Director: Yojiro Takita
Cast: Kazunari Ninomiya, Hidetoshi Nishijima, Go Ayano, Yoshi Oida, Daigo Nishihata, Aoi Miyazaki, Yutaka Takenouchi, Wakato Kanematsu, Togo Igawa
Runtime: 2 hrs 6 mins
Released By: Encore Films
Opening Day: 25 January 2018
Synopsis: Possessing the “Qilin Tongue”, Mitsuru Sasaki (Kazunari Ninomiya) has the unique ability to recreate any flavours he has tasted before from memory. After leaving the orphanage, Mitsuru sets up a fine dining restaurant with childhood friend Ken Yanagisawa (Go Ayano), but his business fails due to his extreme, perfectionist methods. To pay off his debts, he starts accepting offers to cook “last meals” for people at exorbitant prices. One day, he receives an offer and is flown to Beijing to meet Qingming Yang (Yoshi Oida), a renowned figure in the Chinese culinary world. Yang asks him to search for the missing the “Great Japanese Imperial Feast” recipe. Though sceptical, Mitsuru eventually agrees to the job after a lucrative offer, and begins to trace the footsteps of Naotaro Yamagata (Hidetoshi Nishijima), the Japanese Imperial Chef who created the recipe and who had disappeared along with it. As he meets one person after another who knew Naotaro, he arrives at an unexpected truth about both the chef and his recipe. Where is the recipe now? What was the secret that Naotaro had risked his life to hide in the recipe?

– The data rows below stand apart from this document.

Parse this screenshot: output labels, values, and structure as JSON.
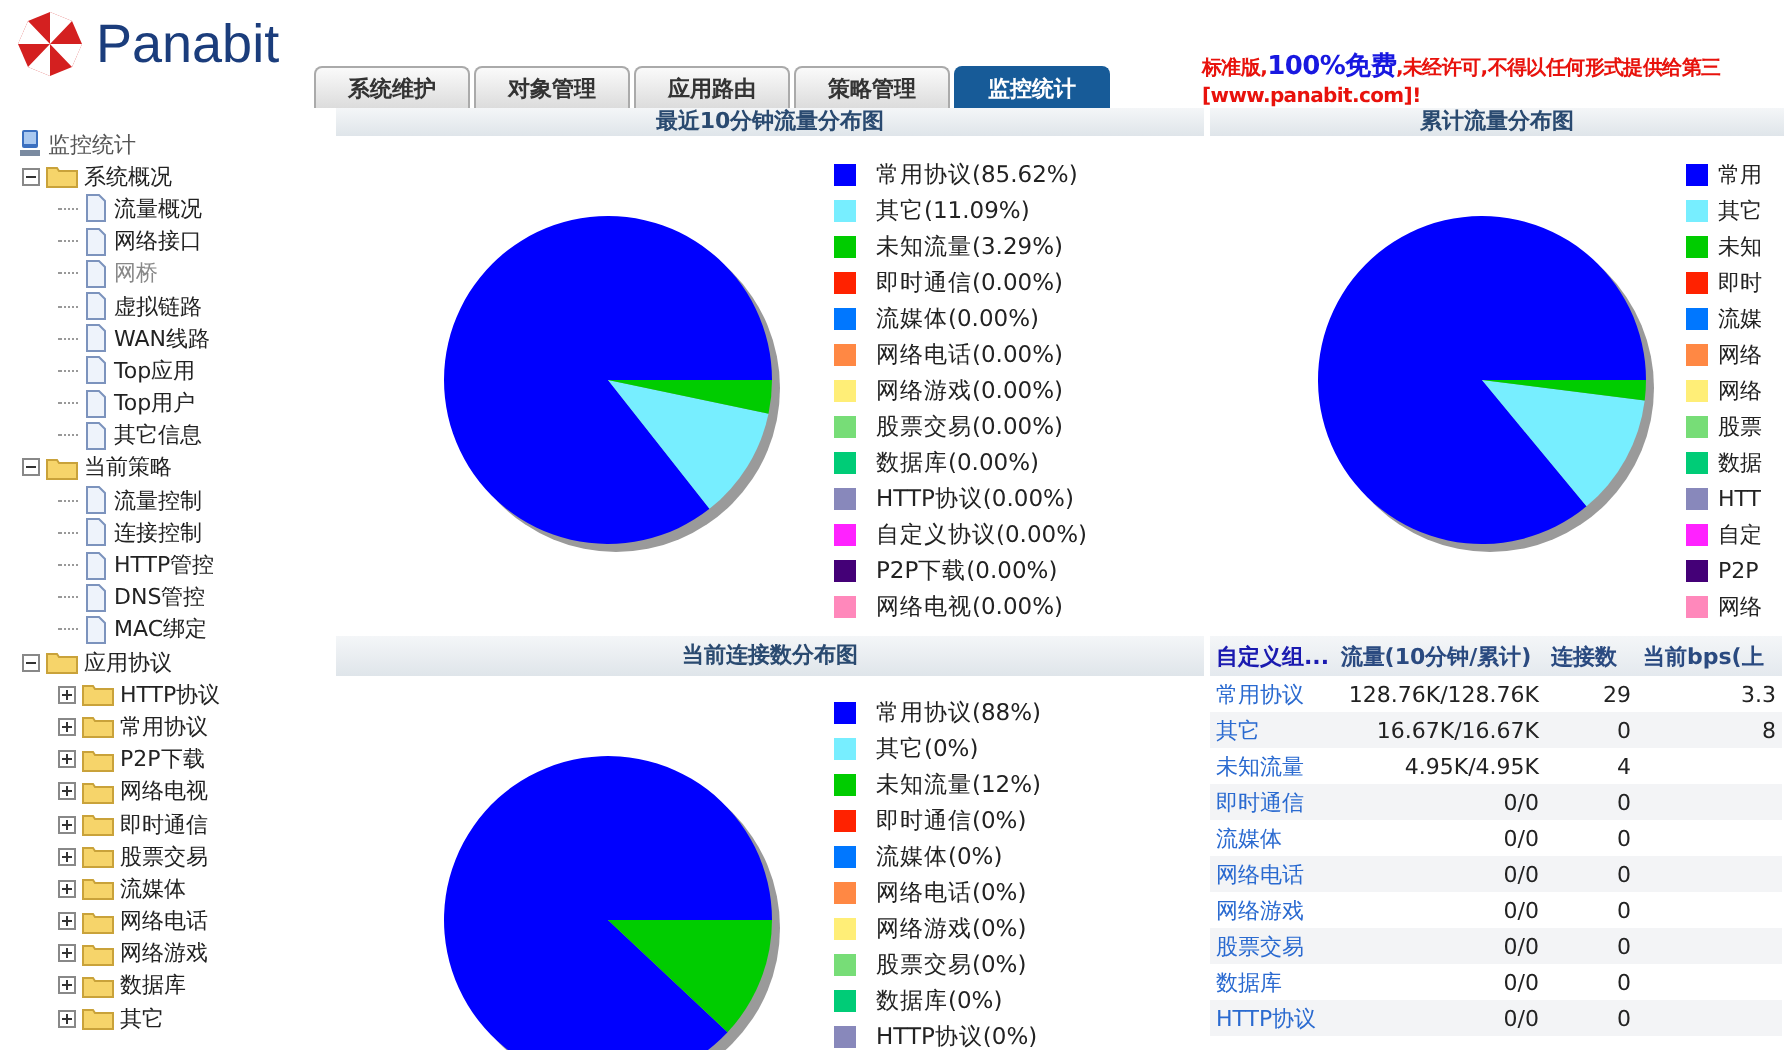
{
  "logo": {
    "text": "Panabit"
  },
  "tabs": [
    {
      "label": "系统维护",
      "selected": false
    },
    {
      "label": "对象管理",
      "selected": false
    },
    {
      "label": "应用路由",
      "selected": false
    },
    {
      "label": "策略管理",
      "selected": false
    },
    {
      "label": "监控统计",
      "selected": true
    }
  ],
  "notice": {
    "parts": [
      {
        "text": "标准版,",
        "kind": "normal"
      },
      {
        "text": "100%免费",
        "kind": "emphasis"
      },
      {
        "text": ",未经许可,不得以任何形式提供给第三",
        "kind": "normal"
      }
    ],
    "second_line": "[www.panabit.com]!"
  },
  "sidebar": {
    "root": "监控统计",
    "groups": [
      {
        "label": "系统概况",
        "expanded": true,
        "children": [
          {
            "label": "流量概况",
            "kind": "page",
            "disabled": false
          },
          {
            "label": "网络接口",
            "kind": "page",
            "disabled": false
          },
          {
            "label": "网桥",
            "kind": "page",
            "disabled": true
          },
          {
            "label": "虚拟链路",
            "kind": "page",
            "disabled": false
          },
          {
            "label": "WAN线路",
            "kind": "page",
            "disabled": false
          },
          {
            "label": "Top应用",
            "kind": "page",
            "disabled": false
          },
          {
            "label": "Top用户",
            "kind": "page",
            "disabled": false
          },
          {
            "label": "其它信息",
            "kind": "page",
            "disabled": false
          }
        ]
      },
      {
        "label": "当前策略",
        "expanded": true,
        "children": [
          {
            "label": "流量控制",
            "kind": "page",
            "disabled": false
          },
          {
            "label": "连接控制",
            "kind": "page",
            "disabled": false
          },
          {
            "label": "HTTP管控",
            "kind": "page",
            "disabled": false
          },
          {
            "label": "DNS管控",
            "kind": "page",
            "disabled": false
          },
          {
            "label": "MAC绑定",
            "kind": "page",
            "disabled": false
          }
        ]
      },
      {
        "label": "应用协议",
        "expanded": true,
        "children": [
          {
            "label": "HTTP协议",
            "kind": "folder",
            "expanded": false
          },
          {
            "label": "常用协议",
            "kind": "folder",
            "expanded": false
          },
          {
            "label": "P2P下载",
            "kind": "folder",
            "expanded": false
          },
          {
            "label": "网络电视",
            "kind": "folder",
            "expanded": false
          },
          {
            "label": "即时通信",
            "kind": "folder",
            "expanded": false
          },
          {
            "label": "股票交易",
            "kind": "folder",
            "expanded": false
          },
          {
            "label": "流媒体",
            "kind": "folder",
            "expanded": false
          },
          {
            "label": "网络电话",
            "kind": "folder",
            "expanded": false
          },
          {
            "label": "网络游戏",
            "kind": "folder",
            "expanded": false
          },
          {
            "label": "数据库",
            "kind": "folder",
            "expanded": false
          },
          {
            "label": "其它",
            "kind": "folder",
            "expanded": false
          }
        ]
      }
    ]
  },
  "recent_panel": {
    "title": "最近10分钟流量分布图",
    "chart_data": {
      "type": "pie",
      "categories": [
        "常用协议(85.62%)",
        "其它(11.09%)",
        "未知流量(3.29%)",
        "即时通信(0.00%)",
        "流媒体(0.00%)",
        "网络电话(0.00%)",
        "网络游戏(0.00%)",
        "股票交易(0.00%)",
        "数据库(0.00%)",
        "HTTP协议(0.00%)",
        "自定义协议(0.00%)",
        "P2P下载(0.00%)",
        "网络电视(0.00%)"
      ],
      "values": [
        85.62,
        11.09,
        3.29,
        0,
        0,
        0,
        0,
        0,
        0,
        0,
        0,
        0,
        0
      ],
      "colors": [
        "#0000ff",
        "#77eeff",
        "#00cc00",
        "#ff2200",
        "#0077ff",
        "#ff8844",
        "#ffee77",
        "#77dd77",
        "#00cc77",
        "#8888bb",
        "#ff22ff",
        "#440077",
        "#ff88bb"
      ]
    }
  },
  "total_panel": {
    "title": "累计流量分布图",
    "legend": [
      {
        "label": "常用",
        "color": "#0000ff"
      },
      {
        "label": "其它",
        "color": "#77eeff"
      },
      {
        "label": "未知",
        "color": "#00cc00"
      },
      {
        "label": "即时",
        "color": "#ff2200"
      },
      {
        "label": "流媒",
        "color": "#0077ff"
      },
      {
        "label": "网络",
        "color": "#ff8844"
      },
      {
        "label": "网络",
        "color": "#ffee77"
      },
      {
        "label": "股票",
        "color": "#77dd77"
      },
      {
        "label": "数据",
        "color": "#00cc77"
      },
      {
        "label": "HTT",
        "color": "#8888bb"
      },
      {
        "label": "自定",
        "color": "#ff22ff"
      },
      {
        "label": "P2P",
        "color": "#440077"
      },
      {
        "label": "网络",
        "color": "#ff88bb"
      }
    ]
  },
  "connections_panel": {
    "title": "当前连接数分布图",
    "chart_data": {
      "type": "pie",
      "categories": [
        "常用协议(88%)",
        "其它(0%)",
        "未知流量(12%)",
        "即时通信(0%)",
        "流媒体(0%)",
        "网络电话(0%)",
        "网络游戏(0%)",
        "股票交易(0%)",
        "数据库(0%)",
        "HTTP协议(0%)"
      ],
      "values": [
        88,
        0,
        12,
        0,
        0,
        0,
        0,
        0,
        0,
        0
      ],
      "colors": [
        "#0000ff",
        "#77eeff",
        "#00cc00",
        "#ff2200",
        "#0077ff",
        "#ff8844",
        "#ffee77",
        "#77dd77",
        "#00cc77",
        "#8888bb"
      ]
    }
  },
  "table": {
    "columns": [
      "自定义组...",
      "流量(10分钟/累计)",
      "连接数",
      "当前bps(上"
    ],
    "rows": [
      {
        "name": "常用协议",
        "flow": "128.76K/128.76K",
        "connections": "29",
        "bps": "3.3"
      },
      {
        "name": "其它",
        "flow": "16.67K/16.67K",
        "connections": "0",
        "bps": "8"
      },
      {
        "name": "未知流量",
        "flow": "4.95K/4.95K",
        "connections": "4"
      },
      {
        "name": "即时通信",
        "flow": "0/0",
        "connections": "0"
      },
      {
        "name": "流媒体",
        "flow": "0/0",
        "connections": "0"
      },
      {
        "name": "网络电话",
        "flow": "0/0",
        "connections": "0"
      },
      {
        "name": "网络游戏",
        "flow": "0/0",
        "connections": "0"
      },
      {
        "name": "股票交易",
        "flow": "0/0",
        "connections": "0"
      },
      {
        "name": "数据库",
        "flow": "0/0",
        "connections": "0"
      },
      {
        "name": "HTTP协议",
        "flow": "0/0",
        "connections": "0"
      }
    ]
  }
}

The Last Recipe is adapted from a Japanese novel of the same name. The movie is about a chef, Mitsuru Sasaki (Kazunari Ninomiya), and his journey of fulfilling one of his requesters’ last meal. It is said that Mitsuru possesses the ‘Qilin Tongue’, which allows him to recreate the taste of dishes from memory (when he tastes them). However, in order to recover the taste of the “Great Japanese Imperial Feast”, he has to embark on a search to trace the recipe and uncover what brought the generations together…
In all honesty, the narrative of the movie was not the most exciting. An unidentified stranger commissions Mitsuru for a job with a high payout, then leads him to several people to piece the story together himself, etc. The great revelation is then something which is not just about the recipe, but stories which bind the people across generations around the “Great Japanese Imperial Feast”, and uncovering the true meaning of the last recipe. Nonetheless, the story was unveiled with a touch of humour, and was heartwarmingly delivered, to say the least.

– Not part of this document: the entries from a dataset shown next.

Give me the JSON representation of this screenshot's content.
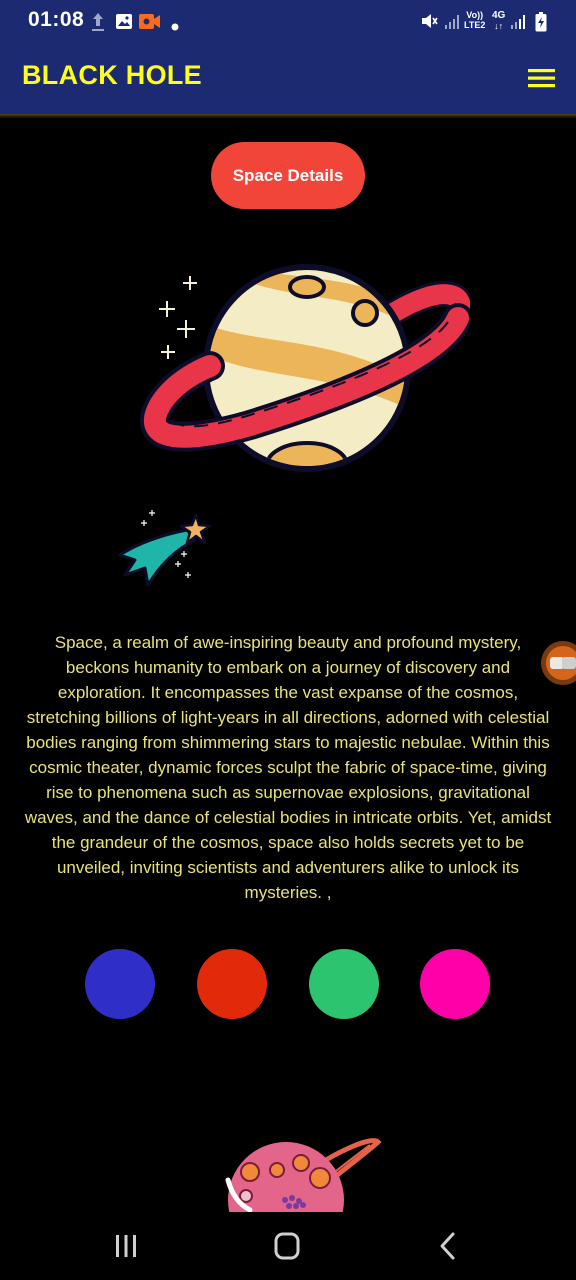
{
  "status_bar": {
    "time": "01:08",
    "network_label_1": "Vo))",
    "network_label_2": "LTE2",
    "network_label_3": "4G"
  },
  "app_bar": {
    "title": "BLACK HOLE",
    "title_color": "#ffff1a",
    "background_color": "#1c2a72",
    "menu_icon": "hamburger-menu-icon"
  },
  "details_button": {
    "label": "Space Details",
    "color": "#f2453a"
  },
  "description": "Space, a realm of awe-inspiring beauty and profound mystery, beckons humanity to embark on a journey of discovery and exploration. It encompasses the vast expanse of the cosmos, stretching billions of light-years in all directions, adorned with celestial bodies ranging from shimmering stars to majestic nebulae. Within this cosmic theater, dynamic forces sculpt the fabric of space-time, giving rise to phenomena such as supernovae explosions, gravitational waves, and the dance of celestial bodies in intricate orbits. Yet, amidst the grandeur of the cosmos, space also holds secrets yet to be unveiled, inviting scientists and adventurers alike to unlock its mysteries. ,",
  "description_color": "#e8e27a",
  "color_options": [
    "#2f2fc8",
    "#e12a0a",
    "#2cc46e",
    "#ff00a8"
  ],
  "nav_bar": {
    "icons": [
      "recent-apps-icon",
      "home-icon",
      "back-icon"
    ]
  }
}
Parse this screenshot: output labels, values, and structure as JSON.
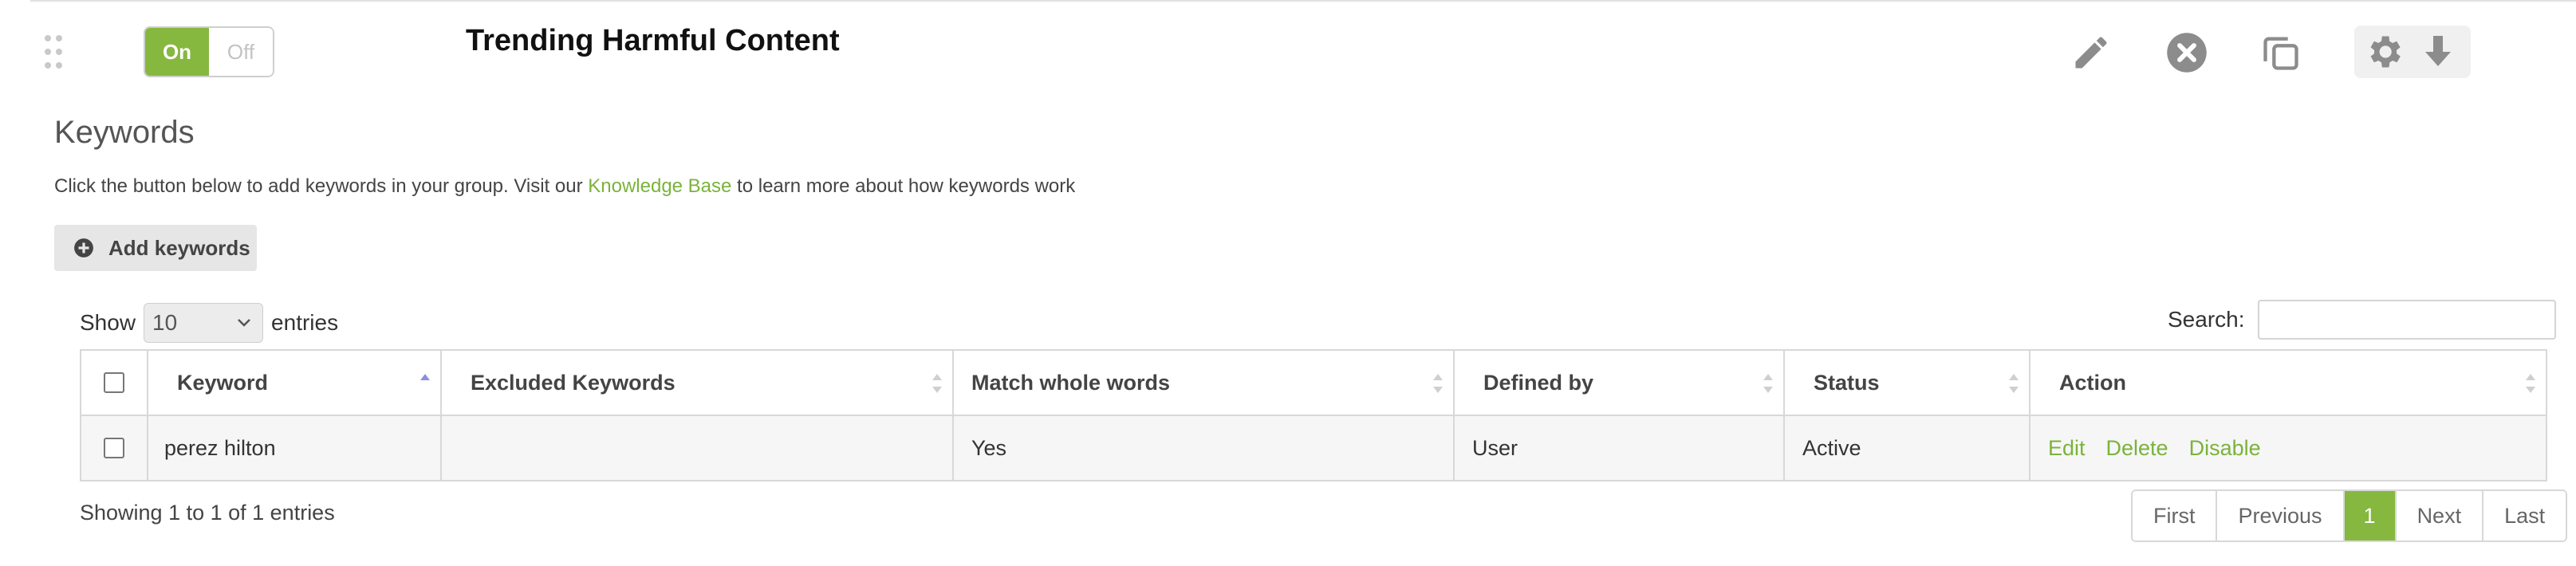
{
  "group": {
    "title": "Trending Harmful Content",
    "toggle": {
      "on_label": "On",
      "off_label": "Off",
      "state": "on"
    }
  },
  "header_icons": [
    "pencil-icon",
    "close-circle-icon",
    "copy-icon",
    "gear-icon",
    "download-arrow-icon"
  ],
  "section": {
    "title": "Keywords",
    "desc_before": "Click the button below to add keywords in your group. Visit our ",
    "desc_link": "Knowledge Base",
    "desc_after": " to learn more about how keywords work",
    "add_button": "Add keywords"
  },
  "controls": {
    "show_label": "Show",
    "entries_value": "10",
    "entries_label": "entries",
    "search_label": "Search:",
    "search_value": ""
  },
  "table": {
    "columns": [
      "Keyword",
      "Excluded Keywords",
      "Match whole words",
      "Defined by",
      "Status",
      "Action"
    ],
    "rows": [
      {
        "keyword": "perez hilton",
        "excluded": "",
        "match_whole": "Yes",
        "defined_by": "User",
        "status": "Active",
        "actions": [
          "Edit",
          "Delete",
          "Disable"
        ]
      }
    ]
  },
  "footer": {
    "info": "Showing 1 to 1 of 1 entries",
    "pagination": [
      "First",
      "Previous",
      "1",
      "Next",
      "Last"
    ],
    "current_page": "1"
  },
  "colors": {
    "accent": "#86b83f",
    "link": "#7ab33b",
    "border": "#d8d8d8"
  }
}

This movie is directed YojiroTakita, who directedthe Oscar-winning film, Departures (2008). If you were to watch the movie with that kind of expectations, you’re probably going to get disappointed. However, YojiroTakita stays true to his style in this movie – he makes no haste to story tell, and the emotions from the characters are accentuated by the camera work. For instance, the close-ups of Mitsuru towards the end of the movie has both top-down and bottom-up angles which brought out the differentexpressions of the character to life.
Further, there was attention paid to the intricacies of cooking – from the prepping of the ingredients to the different cooking methods. The efforts that go behind the dishes were charmingly captured.To help appreciate the little things from the movie, here’s a small trivia to share. Ninomiya (who plays Mitsuru) is left-handed and doesn’t cook. Yet, the team has helped him hone the craftso much that his right hand appears to be his master hand. The moves were really smooth and natural!
The cast of the movie is certainly a star studded one. Mitsuru is played by KazunariNinomiya, who won the Best Actor at the 39th Japan Academy with Haha to Kuraseba (2016). WhileNinomiya is notably a member of popular idol group, Arashi, the Japan Academy Prize is not simply a popularity award won by public votes. It was selected by a 4000-member movie association of movie affiliated professionals. In the past, he has also nabbed a role in Clint Eastwood’s Letters from Iwo Jima (2006), a testament to his acting skills.The other key character, the Japanese Imperial chef, is helmed by veteran actor Hidetoshi Nishijima. Bothof themhave breathed life into their respective characters and anchor the movie well.
An aspect that was lacking was the details in the set and filming locations. The story talks about 1930s and modern China and Japan, but you could easily tell that some were simply just taken in the studio. Also, casting non-Chinese actors to take on Chinese speaking roles feels rather out of place. In fact, Hidetoshi Nishijima spoke better Mandarin than the supposedly Chinese helper. In terms of soundtrack, there nothing impressive like the Joe Hisaishi’s score in Departures to look forward to.
Even so, overall the movie was well executed. For a narrative that doesn’t have that straight-up appeal, the production value of the movie and the cast has made this worthwhile to watch. The little details, coupled with a touch of humour make this human story a heartwarming watch.
(You may see it as #foodporn, but beyond that, it’s a charming, heartwarming tale which binds generations together)
Review by Tho Shu Ling